## DATA RECORDS:
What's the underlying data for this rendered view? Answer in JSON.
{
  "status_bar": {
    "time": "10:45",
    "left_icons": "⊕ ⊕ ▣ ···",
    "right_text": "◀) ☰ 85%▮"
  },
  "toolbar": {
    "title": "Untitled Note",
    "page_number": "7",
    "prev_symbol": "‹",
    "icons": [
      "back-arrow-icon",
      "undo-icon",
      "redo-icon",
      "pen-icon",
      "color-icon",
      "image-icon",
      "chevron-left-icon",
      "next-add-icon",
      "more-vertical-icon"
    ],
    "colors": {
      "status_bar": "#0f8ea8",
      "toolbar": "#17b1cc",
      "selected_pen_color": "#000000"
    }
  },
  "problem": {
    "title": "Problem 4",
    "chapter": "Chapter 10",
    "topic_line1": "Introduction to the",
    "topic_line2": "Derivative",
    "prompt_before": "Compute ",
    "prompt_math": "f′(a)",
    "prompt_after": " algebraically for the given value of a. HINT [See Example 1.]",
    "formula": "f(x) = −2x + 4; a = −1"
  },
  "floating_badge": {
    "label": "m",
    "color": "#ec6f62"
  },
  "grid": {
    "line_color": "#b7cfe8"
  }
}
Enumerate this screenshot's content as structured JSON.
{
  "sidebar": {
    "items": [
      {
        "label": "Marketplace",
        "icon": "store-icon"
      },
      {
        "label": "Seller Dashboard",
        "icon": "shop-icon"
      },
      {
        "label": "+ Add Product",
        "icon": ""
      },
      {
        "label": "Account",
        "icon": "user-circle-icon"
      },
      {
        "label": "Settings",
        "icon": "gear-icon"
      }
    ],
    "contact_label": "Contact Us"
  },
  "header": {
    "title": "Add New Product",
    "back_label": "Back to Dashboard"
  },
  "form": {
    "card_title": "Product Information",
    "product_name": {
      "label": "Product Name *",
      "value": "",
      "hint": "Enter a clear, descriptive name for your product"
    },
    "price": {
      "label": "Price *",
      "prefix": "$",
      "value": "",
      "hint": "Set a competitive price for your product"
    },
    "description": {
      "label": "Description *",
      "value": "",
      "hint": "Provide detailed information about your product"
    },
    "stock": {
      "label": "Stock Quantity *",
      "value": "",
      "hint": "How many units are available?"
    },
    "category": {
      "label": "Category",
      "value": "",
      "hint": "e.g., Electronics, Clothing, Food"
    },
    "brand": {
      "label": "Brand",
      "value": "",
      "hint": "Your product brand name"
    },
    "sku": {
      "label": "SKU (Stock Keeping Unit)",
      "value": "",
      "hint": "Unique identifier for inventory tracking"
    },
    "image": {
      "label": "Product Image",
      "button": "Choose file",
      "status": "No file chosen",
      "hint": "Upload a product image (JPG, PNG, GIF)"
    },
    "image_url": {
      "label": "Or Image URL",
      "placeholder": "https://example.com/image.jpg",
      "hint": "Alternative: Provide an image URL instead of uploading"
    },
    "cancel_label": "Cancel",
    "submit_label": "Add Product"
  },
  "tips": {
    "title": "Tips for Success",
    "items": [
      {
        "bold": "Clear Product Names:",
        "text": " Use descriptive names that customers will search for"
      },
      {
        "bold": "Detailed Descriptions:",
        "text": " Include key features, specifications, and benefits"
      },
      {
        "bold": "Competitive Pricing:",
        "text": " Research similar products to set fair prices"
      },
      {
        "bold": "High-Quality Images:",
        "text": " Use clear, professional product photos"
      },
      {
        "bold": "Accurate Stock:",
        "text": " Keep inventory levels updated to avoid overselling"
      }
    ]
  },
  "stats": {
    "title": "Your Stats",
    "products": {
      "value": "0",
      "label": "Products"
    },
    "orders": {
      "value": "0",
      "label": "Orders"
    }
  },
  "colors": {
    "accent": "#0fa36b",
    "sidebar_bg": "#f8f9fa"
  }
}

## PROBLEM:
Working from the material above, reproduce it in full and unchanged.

## YOUR RESPONSE:
What's the underlying data for this rendered view? Answer in JSON.
{
  "status_bar": {
    "time": "10:45",
    "left_icons": "⊕ ⊕ ▣ ···",
    "right_text": "◀) ☰ 85%▮"
  },
  "toolbar": {
    "title": "Untitled Note",
    "page_number": "7",
    "prev_symbol": "‹",
    "icons": [
      "back-arrow-icon",
      "undo-icon",
      "redo-icon",
      "pen-icon",
      "color-icon",
      "image-icon",
      "chevron-left-icon",
      "next-add-icon",
      "more-vertical-icon"
    ],
    "colors": {
      "status_bar": "#0f8ea8",
      "toolbar": "#17b1cc",
      "selected_pen_color": "#000000"
    }
  },
  "problem": {
    "title": "Problem 4",
    "chapter": "Chapter 10",
    "topic_line1": "Introduction to the",
    "topic_line2": "Derivative",
    "prompt_before": "Compute ",
    "prompt_math": "f′(a)",
    "prompt_after": " algebraically for the given value of a. HINT [See Example 1.]",
    "formula": "f(x) = −2x + 4; a = −1"
  },
  "floating_badge": {
    "label": "m",
    "color": "#ec6f62"
  },
  "grid": {
    "line_color": "#b7cfe8"
  }
}
Enumerate this screenshot's content as structured JSON.
{
  "sidebar": {
    "items": [
      {
        "label": "Marketplace",
        "icon": "store-icon"
      },
      {
        "label": "Seller Dashboard",
        "icon": "shop-icon"
      },
      {
        "label": "+ Add Product",
        "icon": ""
      },
      {
        "label": "Account",
        "icon": "user-circle-icon"
      },
      {
        "label": "Settings",
        "icon": "gear-icon"
      }
    ],
    "contact_label": "Contact Us"
  },
  "header": {
    "title": "Add New Product",
    "back_label": "Back to Dashboard"
  },
  "form": {
    "card_title": "Product Information",
    "product_name": {
      "label": "Product Name *",
      "value": "",
      "hint": "Enter a clear, descriptive name for your product"
    },
    "price": {
      "label": "Price *",
      "prefix": "$",
      "value": "",
      "hint": "Set a competitive price for your product"
    },
    "description": {
      "label": "Description *",
      "value": "",
      "hint": "Provide detailed information about your product"
    },
    "stock": {
      "label": "Stock Quantity *",
      "value": "",
      "hint": "How many units are available?"
    },
    "category": {
      "label": "Category",
      "value": "",
      "hint": "e.g., Electronics, Clothing, Food"
    },
    "brand": {
      "label": "Brand",
      "value": "",
      "hint": "Your product brand name"
    },
    "sku": {
      "label": "SKU (Stock Keeping Unit)",
      "value": "",
      "hint": "Unique identifier for inventory tracking"
    },
    "image": {
      "label": "Product Image",
      "button": "Choose file",
      "status": "No file chosen",
      "hint": "Upload a product image (JPG, PNG, GIF)"
    },
    "image_url": {
      "label": "Or Image URL",
      "placeholder": "https://example.com/image.jpg",
      "hint": "Alternative: Provide an image URL instead of uploading"
    },
    "cancel_label": "Cancel",
    "submit_label": "Add Product"
  },
  "tips": {
    "title": "Tips for Success",
    "items": [
      {
        "bold": "Clear Product Names:",
        "text": " Use descriptive names that customers will search for"
      },
      {
        "bold": "Detailed Descriptions:",
        "text": " Include key features, specifications, and benefits"
      },
      {
        "bold": "Competitive Pricing:",
        "text": " Research similar products to set fair prices"
      },
      {
        "bold": "High-Quality Images:",
        "text": " Use clear, professional product photos"
      },
      {
        "bold": "Accurate Stock:",
        "text": " Keep inventory levels updated to avoid overselling"
      }
    ]
  },
  "stats": {
    "title": "Your Stats",
    "products": {
      "value": "0",
      "label": "Products"
    },
    "orders": {
      "value": "0",
      "label": "Orders"
    }
  },
  "colors": {
    "accent": "#0fa36b",
    "sidebar_bg": "#f8f9fa"
  }
}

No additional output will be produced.